I studied them conscientiously. I remember reading the Truth book - not the one you're thinking about, but The Truth Shall Set You Free - and coming to the realization that while I believed what it said, I did not know the Bible well enough to support any of it. I started looking up all the scriptures and pawing through back issues of The Watchtower. There was no Index or CD then; you had to find the little index at the end of each year's volume and hope it let you to something.

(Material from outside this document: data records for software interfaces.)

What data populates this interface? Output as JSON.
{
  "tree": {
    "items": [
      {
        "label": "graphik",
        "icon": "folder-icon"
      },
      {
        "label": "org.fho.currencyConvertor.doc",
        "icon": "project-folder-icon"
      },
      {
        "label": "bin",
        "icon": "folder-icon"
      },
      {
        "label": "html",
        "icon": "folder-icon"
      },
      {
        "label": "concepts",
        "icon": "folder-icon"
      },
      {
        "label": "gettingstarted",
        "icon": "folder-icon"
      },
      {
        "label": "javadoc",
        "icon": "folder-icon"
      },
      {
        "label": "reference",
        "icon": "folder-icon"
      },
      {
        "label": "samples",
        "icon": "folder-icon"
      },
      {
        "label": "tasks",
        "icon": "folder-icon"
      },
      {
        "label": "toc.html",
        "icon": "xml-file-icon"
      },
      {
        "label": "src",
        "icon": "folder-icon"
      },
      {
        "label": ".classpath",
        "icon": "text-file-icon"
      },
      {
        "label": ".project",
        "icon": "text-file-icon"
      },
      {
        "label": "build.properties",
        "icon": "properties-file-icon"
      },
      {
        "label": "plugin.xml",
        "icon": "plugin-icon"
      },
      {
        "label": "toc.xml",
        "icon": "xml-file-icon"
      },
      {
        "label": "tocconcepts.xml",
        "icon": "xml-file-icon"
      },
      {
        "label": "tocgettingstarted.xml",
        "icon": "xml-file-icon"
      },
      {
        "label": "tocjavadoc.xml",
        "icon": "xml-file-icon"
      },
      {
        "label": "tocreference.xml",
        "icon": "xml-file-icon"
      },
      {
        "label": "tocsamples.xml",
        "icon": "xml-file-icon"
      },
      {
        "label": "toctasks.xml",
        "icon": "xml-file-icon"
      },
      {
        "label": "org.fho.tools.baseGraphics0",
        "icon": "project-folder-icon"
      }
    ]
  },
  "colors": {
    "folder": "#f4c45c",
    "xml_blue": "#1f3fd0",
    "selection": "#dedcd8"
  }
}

Back then almost all the books back to some volumes of Studies in the Scriptures could be had over the literature counter. I got what I could and scrounged for the rest. I took notes. I filled notebooks with questions and quotations and thoughts. I still have some of these. Pitiful. I thought I was learning the Bible. I did learn the Bible, more in spite of the publications than because of them. I still believe the Bible, and I still read the publications though not with the unquestioning acceptance I had as a young man way back when.
Some things upset me. I remember sitting in a Kingdom Hall waiting for our turn to rehearse a convention part. I wandered down to their "library" and found a copy of Millions Now Living will Never Die. It was the first time I'd read it. I found the 1925 prediction in it. It shook me. That same year I read the Vindication books. Rutherford made a mea culpa statement in one of those volumes. It made me feel better. It's how I coped with the foolishness. Then, damn it! Fred Franz wrote Life Everlasting in the Freedom of the Sons of God. I was angry. He lived through the 1925 nonsense, knew it well. Here he was foisting on us the same idiot approach to the Bible that even Rutherford found discredited.
It took me another two decades to finally give up on Watchtowerism. Even then it was less a doctrinal issue than it was the overweening pride found among Watchtower writers who felt free to regulate the lives of believers. Unfounded statements on medical issues, divorce, and some other issues caused real hurt to brothers and sisters I knew. If a congregational elder had made false predictions, had forced his will on the brothers in place of sound Biblical judgment, had been dictatorial and saw himself as God’s voice for the last days, he would have been removed from his position and perhaps disfellowshipped. Explain to my why Franz, et. al. were immune?
As I look back, though I was very active for decades (Pioneer, Congregation Servant, Elder, Convention Administration, serving where the need is/was greater) I was on a slow and agonizing road out starting with that flash of insight back when I read the "original truth book". I resented the slavish and unquestioned devotion to Watchtower publications some had. God gave us a mind to use best we can, and, according to Paul, his voice to us in the last days is Christ's, not that of some deluded scrawny peanut-eater from Brooklyn.